The right mix of crystals and light activate unique laser properties in 5-micron spheres of interest to computing and medical experts.
December 20, 2019
An x-ray image of sound waves.
Sound Waves Carry Information Between Quantum Systems
Towards connecting and manipulating quantum states of matter with sound waves.
December 20, 2019
Listeria bacteria transport electrons through their cell wall into the environment as tiny currents, assisted by ubiquitous flavin molecules (yellow dots).
Gut Bacteria Found to Have a Shocking Secret
Scientists discovered that a common diarrhea-causing bacterium produces electricity & that hundreds of other bacterial species use this same process.
December 20, 2019
Learning from plant biology, hydrogel materials containing chloroplasts extracted from spinach demonstrate a self-healing mechanism controlled by carbon dioxide fixing.
Growth and Repair from Carbon Dioxide in Air
A new class of material absorbs and fixes atmospheric carbon dioxide to help it grow, get denser, and repair itself using sunlight.
December 17, 2019
The interactions between electron spin and an external magnetic field allowed control how the material can dissipate energy – like controlling the drag on a car as it drives into head versus side winds.
A New Twist on Controlling Magnetic Properties
By rotating materials commonly used in computer storage devices, scientists found a new way to change their intrinsic properties.
December 6, 2019
Researchers discovered that iron-oxide nanocrystals (red) and metal-organic frameworks (green) self-assemble into an unusual configuration that resembles a Chinese pastry. The inset (upper right) mimics the transmission electron microscopy image.
Tiny Crystals Work Better When They Double Up With Designer Frameworks
Researchers develop design rules that guide the self-assembly of crystals and frameworks into thin sheets for energy storage and other uses.
December 6, 2019
Researchers demonstrated the first use of electron microscopy for non-destructive isotope tracking in an amino acid.
Getting a Closer Look Inside Biomolecules
Novel isotope tracking brings nanoscale chemistry into view.
December 6, 2019
A breakthrough technique for overcoming instrument-based crosstalk in nanoscale measurements eliminates artifacts that lead to errors in biomaterials.
Pushing the Precision of Nanoscale Mapping
Novel microscopy method cuts instrument crosstalk, boosts accuracy.
December 3, 2019
Forward image created by coarse-grained molecular dynamics simulation. It depicts a superlattice of nanoparticles (yellow) stabilized by ligands (blue). Background image of the superlattice taken by optical microscopy.

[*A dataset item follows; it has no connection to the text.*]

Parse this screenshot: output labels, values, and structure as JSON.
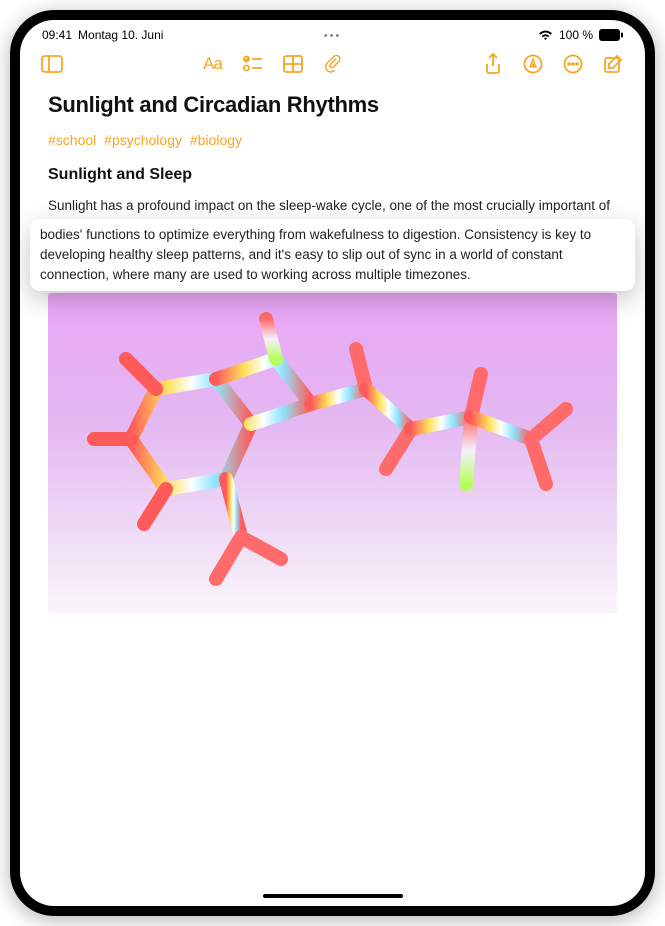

Super Nanoparticle Superlattices
Ligands allow fine tuning of nanoparticle superstructure properties.
December 3, 2019
Scanning electron microscopy image of a micro-mechanical X-ray mirror after removing mass on either side by focused ion beam (FIB) milling. Removing mass reduces its moment of inertia and increases its resonant frequency.
Ultrafast X-ray Optics
New optics technology can bring hard X-ray pulses down to a mere 300 picoseconds each.
December 3, 2019
Unassembled peptoids (artificial versions of small proteins) are generally found in the trans configuration, but after self-assembly into nanosheets, they switch to the cis configuration.
Shape-Shifters: Small Proteins Unexpectedly Shift Their Shape When Coming Together
Team of researchers discovered that peptoids can change shape when they form a nanosheet, which has potential to improve chemical sensors & much more.
November 25, 2019
The atomic structure of magnesium chloride changes shape after exposure to an electron beam. Using pulsed electron beams, researchers were able to image its structure at atomic scale resolution and picosecond time resolution without alteration.
Pulsed Electron Beams Provide a Softer Touch for Atomic-Scale Imaging
A new electron microscopy technique brings to light a plastic material’s atomic structure and has implications for renewable plastic.
November 25, 2019
3D-printed cone and sphere microstructures showcase customizable options for implantable electrodes used in neurotransmitter detection applications.
3D Printing Improves Tiny Electrodes for Medical Sensors
3D printing enables new shapes and sizes for biomedical devices.